c.2018 New York Times News Service
New York Gov. Andrew Cuomo announced that he would push to legalize recreational marijuana next year, a move that could generate more than $1.7 billion in sales annually and put New York in line with several neighboring states.
The highly anticipated proposal came in a speech in Manhattan on Monday, in which the governor outlined his agenda for the first 100 days of his third term. Cuomo framed the speech as a reflection on what Franklin D. Roosevelt — the former president who was once a New York governor himself — would do today, mixing sweeping rhetoric about American ideals with ominous warnings about the failings of the Trump administration.
The speech, which seemed delivered with a national audience in mind, could prolong slow-burning speculation about Cuomo’s presidential ambitions. It also showed, in striking detail, the governor’s leftward evolution in his eight years in office, from a business-friendly centrist who considered marijuana a “gateway drug,” to a self-described progressive calling for recreational marijuana, taxes on the rich and a ban on corporate political donations.

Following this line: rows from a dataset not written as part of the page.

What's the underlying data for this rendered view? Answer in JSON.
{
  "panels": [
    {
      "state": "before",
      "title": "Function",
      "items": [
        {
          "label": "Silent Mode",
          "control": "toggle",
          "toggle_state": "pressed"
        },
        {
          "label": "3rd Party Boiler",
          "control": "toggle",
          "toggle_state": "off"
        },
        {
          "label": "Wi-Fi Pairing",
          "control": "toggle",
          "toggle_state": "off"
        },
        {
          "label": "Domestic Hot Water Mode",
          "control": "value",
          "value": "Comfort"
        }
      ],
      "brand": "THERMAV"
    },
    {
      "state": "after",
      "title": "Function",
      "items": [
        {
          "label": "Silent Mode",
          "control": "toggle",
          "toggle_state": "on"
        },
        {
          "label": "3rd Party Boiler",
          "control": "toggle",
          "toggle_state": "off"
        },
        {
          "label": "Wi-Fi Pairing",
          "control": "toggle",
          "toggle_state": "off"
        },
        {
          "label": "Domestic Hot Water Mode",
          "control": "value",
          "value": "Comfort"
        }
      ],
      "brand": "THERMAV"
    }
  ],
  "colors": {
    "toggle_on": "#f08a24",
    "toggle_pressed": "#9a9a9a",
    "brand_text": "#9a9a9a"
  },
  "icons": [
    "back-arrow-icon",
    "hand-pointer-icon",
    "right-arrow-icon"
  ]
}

“The fact is we have had two criminal justice systems: one for the wealthy and the well-off, and one for everyone else,” Cuomo said before introducing the cannabis proposal, describing the injustice that he said had “for too long targeted the African-American and minority communities.”
“Let’s legalize the adult use of recreational marijuana once and for all,” he added.

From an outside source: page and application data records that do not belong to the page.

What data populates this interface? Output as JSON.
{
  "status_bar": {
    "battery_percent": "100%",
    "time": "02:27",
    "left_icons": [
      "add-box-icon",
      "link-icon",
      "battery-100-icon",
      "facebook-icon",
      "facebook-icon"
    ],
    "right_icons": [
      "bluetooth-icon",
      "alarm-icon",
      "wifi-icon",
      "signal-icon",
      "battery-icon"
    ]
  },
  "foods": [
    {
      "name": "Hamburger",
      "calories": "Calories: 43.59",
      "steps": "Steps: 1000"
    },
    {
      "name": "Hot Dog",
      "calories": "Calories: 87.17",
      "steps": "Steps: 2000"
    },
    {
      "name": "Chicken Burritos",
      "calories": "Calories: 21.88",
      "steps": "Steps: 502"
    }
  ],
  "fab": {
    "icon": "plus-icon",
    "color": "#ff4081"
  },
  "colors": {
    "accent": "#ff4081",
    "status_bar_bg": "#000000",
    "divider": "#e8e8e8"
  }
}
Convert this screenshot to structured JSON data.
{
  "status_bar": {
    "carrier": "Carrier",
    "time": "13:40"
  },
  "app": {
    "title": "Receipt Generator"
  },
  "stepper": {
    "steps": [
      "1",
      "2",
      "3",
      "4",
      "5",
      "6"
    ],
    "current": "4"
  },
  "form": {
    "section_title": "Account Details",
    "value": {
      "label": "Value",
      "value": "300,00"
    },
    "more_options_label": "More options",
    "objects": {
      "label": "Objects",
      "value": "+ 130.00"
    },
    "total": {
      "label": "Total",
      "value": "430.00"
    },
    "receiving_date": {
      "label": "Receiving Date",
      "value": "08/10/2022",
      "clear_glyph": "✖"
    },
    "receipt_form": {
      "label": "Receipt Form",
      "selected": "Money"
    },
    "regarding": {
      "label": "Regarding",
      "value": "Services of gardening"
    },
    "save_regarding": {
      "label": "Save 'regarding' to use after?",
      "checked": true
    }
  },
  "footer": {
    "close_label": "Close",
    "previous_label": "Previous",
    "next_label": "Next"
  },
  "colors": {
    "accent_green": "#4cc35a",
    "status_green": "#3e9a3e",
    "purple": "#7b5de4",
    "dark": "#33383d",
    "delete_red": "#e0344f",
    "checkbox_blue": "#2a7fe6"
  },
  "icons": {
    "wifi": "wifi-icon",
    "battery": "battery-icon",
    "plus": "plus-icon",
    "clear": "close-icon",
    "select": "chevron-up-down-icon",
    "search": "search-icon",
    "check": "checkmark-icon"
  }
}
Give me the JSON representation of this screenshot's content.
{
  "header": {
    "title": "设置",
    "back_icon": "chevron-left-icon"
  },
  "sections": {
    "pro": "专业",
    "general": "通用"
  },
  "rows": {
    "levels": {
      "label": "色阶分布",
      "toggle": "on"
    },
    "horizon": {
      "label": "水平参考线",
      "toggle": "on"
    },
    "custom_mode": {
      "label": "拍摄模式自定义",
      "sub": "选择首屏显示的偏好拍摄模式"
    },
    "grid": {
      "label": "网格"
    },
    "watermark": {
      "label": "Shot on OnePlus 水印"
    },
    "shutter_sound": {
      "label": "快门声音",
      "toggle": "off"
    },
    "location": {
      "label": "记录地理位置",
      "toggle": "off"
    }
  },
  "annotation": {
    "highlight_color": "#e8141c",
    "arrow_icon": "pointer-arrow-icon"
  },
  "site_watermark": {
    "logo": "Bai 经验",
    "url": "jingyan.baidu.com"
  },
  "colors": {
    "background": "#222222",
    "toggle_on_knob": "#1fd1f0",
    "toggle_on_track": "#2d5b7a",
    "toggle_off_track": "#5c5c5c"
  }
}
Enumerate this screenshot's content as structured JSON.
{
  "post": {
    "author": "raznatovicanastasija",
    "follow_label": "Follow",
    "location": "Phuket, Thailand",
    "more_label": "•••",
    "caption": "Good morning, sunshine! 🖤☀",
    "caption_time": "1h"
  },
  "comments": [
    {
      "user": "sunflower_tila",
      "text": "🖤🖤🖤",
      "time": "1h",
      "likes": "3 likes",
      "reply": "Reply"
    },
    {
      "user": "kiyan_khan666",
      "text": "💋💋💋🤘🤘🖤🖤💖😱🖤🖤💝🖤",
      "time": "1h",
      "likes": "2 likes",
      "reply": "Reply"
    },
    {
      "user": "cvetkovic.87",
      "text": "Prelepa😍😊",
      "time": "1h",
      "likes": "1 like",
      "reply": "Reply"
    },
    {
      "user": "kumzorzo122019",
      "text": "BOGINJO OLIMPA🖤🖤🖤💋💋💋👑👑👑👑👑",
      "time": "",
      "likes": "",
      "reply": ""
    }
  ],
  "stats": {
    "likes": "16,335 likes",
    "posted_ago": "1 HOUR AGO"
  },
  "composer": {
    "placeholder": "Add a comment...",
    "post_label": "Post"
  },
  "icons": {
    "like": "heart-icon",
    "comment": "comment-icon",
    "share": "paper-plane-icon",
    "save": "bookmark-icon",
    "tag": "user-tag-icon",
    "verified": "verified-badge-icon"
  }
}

Ten other states and Washington, D.C., have legalized recreational marijuana, spending the new tax revenue on a range of initiatives, including schools and transportation.

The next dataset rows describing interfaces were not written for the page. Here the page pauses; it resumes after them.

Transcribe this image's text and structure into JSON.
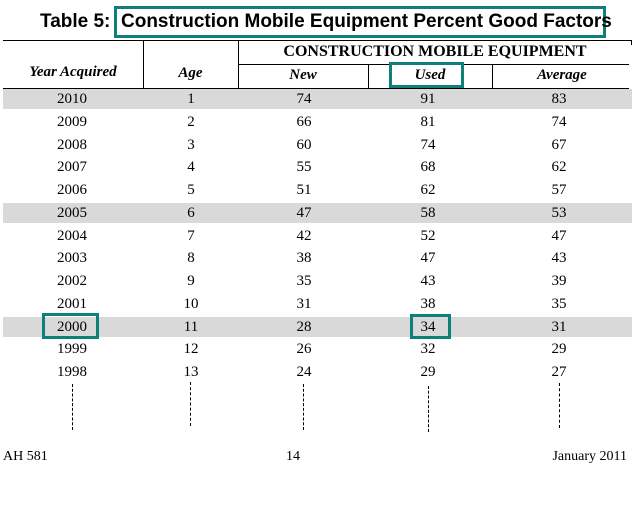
{
  "title": {
    "prefix": "Table 5:",
    "main": "Construction Mobile Equipment Percent Good Factors"
  },
  "table": {
    "headers": {
      "year": "Year Acquired",
      "age": "Age",
      "group": "CONSTRUCTION MOBILE EQUIPMENT",
      "new": "New",
      "used": "Used",
      "average": "Average"
    },
    "rows": [
      {
        "year": "2010",
        "age": "1",
        "new": "74",
        "used": "91",
        "average": "83",
        "shaded": true
      },
      {
        "year": "2009",
        "age": "2",
        "new": "66",
        "used": "81",
        "average": "74",
        "shaded": false
      },
      {
        "year": "2008",
        "age": "3",
        "new": "60",
        "used": "74",
        "average": "67",
        "shaded": false
      },
      {
        "year": "2007",
        "age": "4",
        "new": "55",
        "used": "68",
        "average": "62",
        "shaded": false
      },
      {
        "year": "2006",
        "age": "5",
        "new": "51",
        "used": "62",
        "average": "57",
        "shaded": false
      },
      {
        "year": "2005",
        "age": "6",
        "new": "47",
        "used": "58",
        "average": "53",
        "shaded": true
      },
      {
        "year": "2004",
        "age": "7",
        "new": "42",
        "used": "52",
        "average": "47",
        "shaded": false
      },
      {
        "year": "2003",
        "age": "8",
        "new": "38",
        "used": "47",
        "average": "43",
        "shaded": false
      },
      {
        "year": "2002",
        "age": "9",
        "new": "35",
        "used": "43",
        "average": "39",
        "shaded": false
      },
      {
        "year": "2001",
        "age": "10",
        "new": "31",
        "used": "38",
        "average": "35",
        "shaded": false
      },
      {
        "year": "2000",
        "age": "11",
        "new": "28",
        "used": "34",
        "average": "31",
        "shaded": true
      },
      {
        "year": "1999",
        "age": "12",
        "new": "26",
        "used": "32",
        "average": "29",
        "shaded": false
      },
      {
        "year": "1998",
        "age": "13",
        "new": "24",
        "used": "29",
        "average": "27",
        "shaded": false
      }
    ],
    "continuation": "dashed lines indicate table continues"
  },
  "highlights": {
    "color": "#0f7f7a",
    "items": [
      "title",
      "Used header",
      "2000 year cell",
      "34 used value"
    ]
  },
  "footer": {
    "left": "AH 581",
    "center": "14",
    "right": "January 2011"
  }
}
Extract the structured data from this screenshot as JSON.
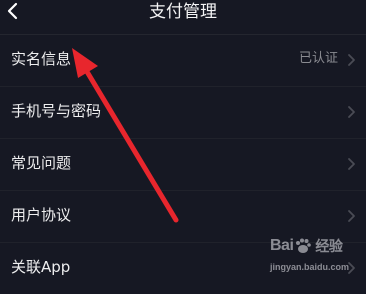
{
  "header": {
    "title": "支付管理"
  },
  "list": {
    "items": [
      {
        "label": "实名信息",
        "value": "已认证"
      },
      {
        "label": "手机号与密码",
        "value": ""
      },
      {
        "label": "常见问题",
        "value": ""
      },
      {
        "label": "用户协议",
        "value": ""
      },
      {
        "label": "关联App",
        "value": ""
      }
    ]
  },
  "annotation": {
    "color": "#e8262d"
  },
  "watermark": {
    "brand_left": "Bai",
    "brand_right": "经验",
    "url": "jingyan.baidu.com"
  },
  "colors": {
    "background": "#161823",
    "text_primary": "#eeeeef",
    "text_secondary": "#8a8b91"
  }
}
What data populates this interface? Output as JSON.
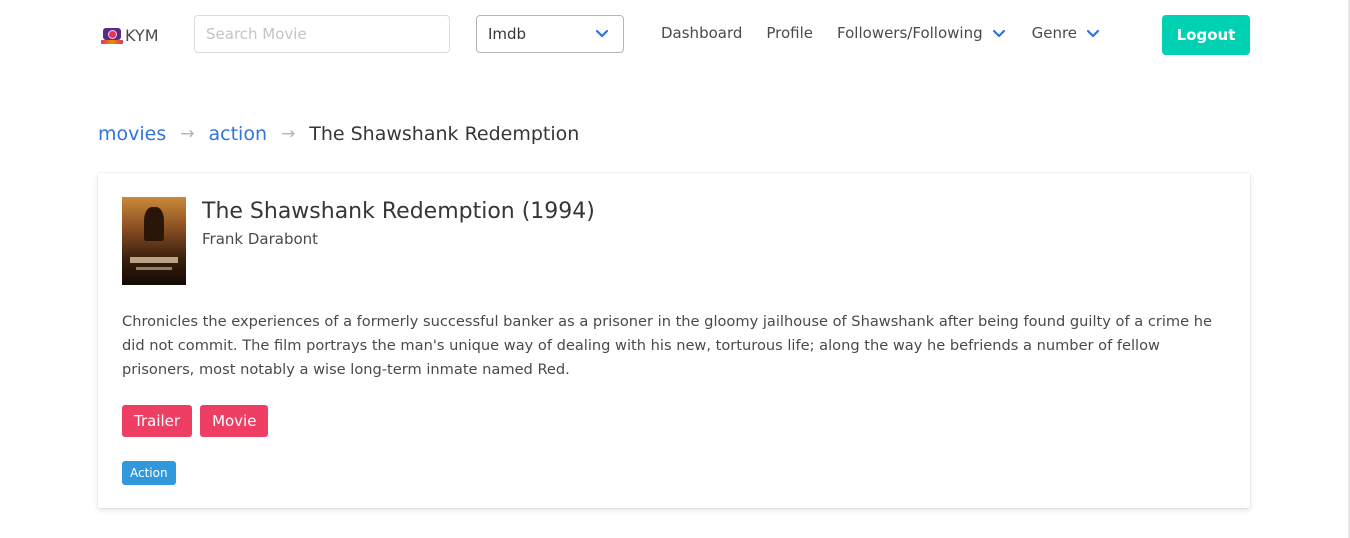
{
  "navbar": {
    "brand": "KYM",
    "search_placeholder": "Search Movie",
    "source_select": "Imdb",
    "links": {
      "dashboard": "Dashboard",
      "profile": "Profile",
      "followers": "Followers/Following",
      "genre": "Genre"
    },
    "logout": "Logout"
  },
  "breadcrumb": {
    "items": [
      "movies",
      "action"
    ],
    "separator": "→",
    "current": "The Shawshank Redemption"
  },
  "movie": {
    "title": "The Shawshank Redemption (1994)",
    "director": "Frank Darabont",
    "description": "Chronicles the experiences of a formerly successful banker as a prisoner in the gloomy jailhouse of Shawshank after being found guilty of a crime he did not commit. The film portrays the man's unique way of dealing with his new, torturous life; along the way he befriends a number of fellow prisoners, most notably a wise long-term inmate named Red.",
    "buttons": [
      "Trailer",
      "Movie"
    ],
    "genre": "Action"
  },
  "colors": {
    "primary": "#00d1b2",
    "link": "#3273dc",
    "danger": "#ef3e63",
    "info": "#3298dc"
  }
}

The idea is expected to win support in Albany, where Democrats captured the state Senate in November. Members of the Assembly, which is dominated by New York City Democrats, have supported such a measure as well.
Legalization could bring in between $248 million and $677 million in new tax revenue in its first year, according to a report issued in July by a state Department of Health commission. In addition, it could also ease the opioid crisis and mitigate racial disparities in the criminal justice system.
Already, public officials and policy groups have begun clamoring for different uses of the new revenue. One popular proposal would funnel the money into New York City’s crumbling subway system. Others have said the funds should be invested in the black and Latino communities that have been disproportionately affected by prosecution.